The movement is based far more on language and psychology than on specific policies. Conspiracy and hate speech are its dominant rallying cries — a toxic tool that serves to reassure its followers: “It wasn’t your fault, there is a conspiracy against you!”
Here again, the conspiracies don’t serve the people they supposedly reassure — but the strongmen the people are led to believe they need.
It can be tricky to unseat the conspiratorial mindset. As Russian media researcher and author Vasily Gatov has argued, when you bash someone like Trump or Putin it only strengthens their followers’ conviction in the existence of conspiracies and corruption. Bannon has already called American mainstream media “the opposition,” a blanket statement that ensures any criticism of Trump can be explained away as part of a broken, out-of-touch system.
To avoid this trap, we will have to move beyond mere Trump-bashing. If conspiracy thinking wants to increase people’s dependence on a strongman leader, the antidote lies in empowering people to find the solutions to their problems themselves.
Trump and Putin are not so much anti-globalists as they are more comfortable with a version of globalization with even fewer rules.
For the media this could mean focusing on what some are calling “constructive” or “solutions-based news,” a kind of journalism that, while remaining true to evidence-based research and reporting, is also informed by positive psychology and dedicated to proposing real, practical counter-measures.
We must broadly reject the false political and mental framework Trump and his nationalist-minded cohorts have used to sway voters. But we will also have to guard against resisting them in the way they goad us to — it will only strengthen the illusion of their inevitable power.

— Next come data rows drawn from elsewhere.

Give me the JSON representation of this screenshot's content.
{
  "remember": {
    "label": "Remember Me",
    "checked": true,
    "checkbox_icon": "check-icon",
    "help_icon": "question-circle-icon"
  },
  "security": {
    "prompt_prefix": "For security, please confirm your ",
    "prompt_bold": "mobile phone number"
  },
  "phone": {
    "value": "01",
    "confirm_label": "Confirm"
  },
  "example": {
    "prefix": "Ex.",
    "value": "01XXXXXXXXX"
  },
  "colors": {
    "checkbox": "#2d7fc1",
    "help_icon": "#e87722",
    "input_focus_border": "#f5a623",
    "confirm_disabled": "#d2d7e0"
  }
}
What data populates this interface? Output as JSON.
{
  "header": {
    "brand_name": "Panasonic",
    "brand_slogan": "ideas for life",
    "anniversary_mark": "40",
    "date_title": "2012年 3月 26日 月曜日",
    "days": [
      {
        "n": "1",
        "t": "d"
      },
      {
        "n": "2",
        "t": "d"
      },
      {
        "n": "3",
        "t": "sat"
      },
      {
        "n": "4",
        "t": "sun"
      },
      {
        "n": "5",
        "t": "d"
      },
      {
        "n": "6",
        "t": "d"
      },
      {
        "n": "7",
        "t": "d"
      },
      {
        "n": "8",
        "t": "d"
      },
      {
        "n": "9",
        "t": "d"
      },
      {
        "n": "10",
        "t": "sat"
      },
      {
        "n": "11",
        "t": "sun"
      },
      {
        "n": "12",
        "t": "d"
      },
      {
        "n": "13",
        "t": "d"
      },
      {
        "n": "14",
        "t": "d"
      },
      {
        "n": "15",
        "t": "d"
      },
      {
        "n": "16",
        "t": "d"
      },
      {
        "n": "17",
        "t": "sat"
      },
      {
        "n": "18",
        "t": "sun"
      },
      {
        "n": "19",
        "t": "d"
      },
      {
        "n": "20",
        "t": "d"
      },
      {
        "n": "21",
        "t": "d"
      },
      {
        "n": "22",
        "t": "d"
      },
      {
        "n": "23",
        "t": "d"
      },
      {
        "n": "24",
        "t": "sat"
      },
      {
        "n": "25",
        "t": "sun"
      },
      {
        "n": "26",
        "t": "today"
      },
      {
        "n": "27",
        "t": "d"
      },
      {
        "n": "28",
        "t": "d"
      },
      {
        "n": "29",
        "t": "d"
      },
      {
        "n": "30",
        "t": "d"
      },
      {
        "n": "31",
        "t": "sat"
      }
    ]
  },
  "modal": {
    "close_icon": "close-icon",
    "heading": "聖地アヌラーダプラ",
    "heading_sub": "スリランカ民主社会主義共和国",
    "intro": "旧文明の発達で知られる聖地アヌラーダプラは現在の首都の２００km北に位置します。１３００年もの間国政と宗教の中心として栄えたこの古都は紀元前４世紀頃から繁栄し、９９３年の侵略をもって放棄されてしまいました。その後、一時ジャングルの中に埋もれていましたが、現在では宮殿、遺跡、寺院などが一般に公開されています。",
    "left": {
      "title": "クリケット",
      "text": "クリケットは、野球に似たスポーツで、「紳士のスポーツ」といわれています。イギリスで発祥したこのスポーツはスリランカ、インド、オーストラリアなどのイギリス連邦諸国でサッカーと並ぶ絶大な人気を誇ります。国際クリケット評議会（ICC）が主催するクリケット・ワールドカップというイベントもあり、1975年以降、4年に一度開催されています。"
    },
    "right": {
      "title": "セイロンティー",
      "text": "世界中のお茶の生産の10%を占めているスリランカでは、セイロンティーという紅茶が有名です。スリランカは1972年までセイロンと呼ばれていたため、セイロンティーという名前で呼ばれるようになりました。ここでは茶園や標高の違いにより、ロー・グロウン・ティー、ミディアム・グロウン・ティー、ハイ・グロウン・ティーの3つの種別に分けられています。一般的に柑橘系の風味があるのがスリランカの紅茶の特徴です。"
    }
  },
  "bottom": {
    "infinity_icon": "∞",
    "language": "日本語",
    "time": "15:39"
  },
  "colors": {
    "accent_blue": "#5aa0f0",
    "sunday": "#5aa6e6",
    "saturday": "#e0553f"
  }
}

Peter Pomerantsev is the author of “Nothing is True and Everything is Possible: Adventures in Modern Russia” (Faber & Faber, 2015). He is a senior visiting fellow at the LSE Institute for Global Affairs.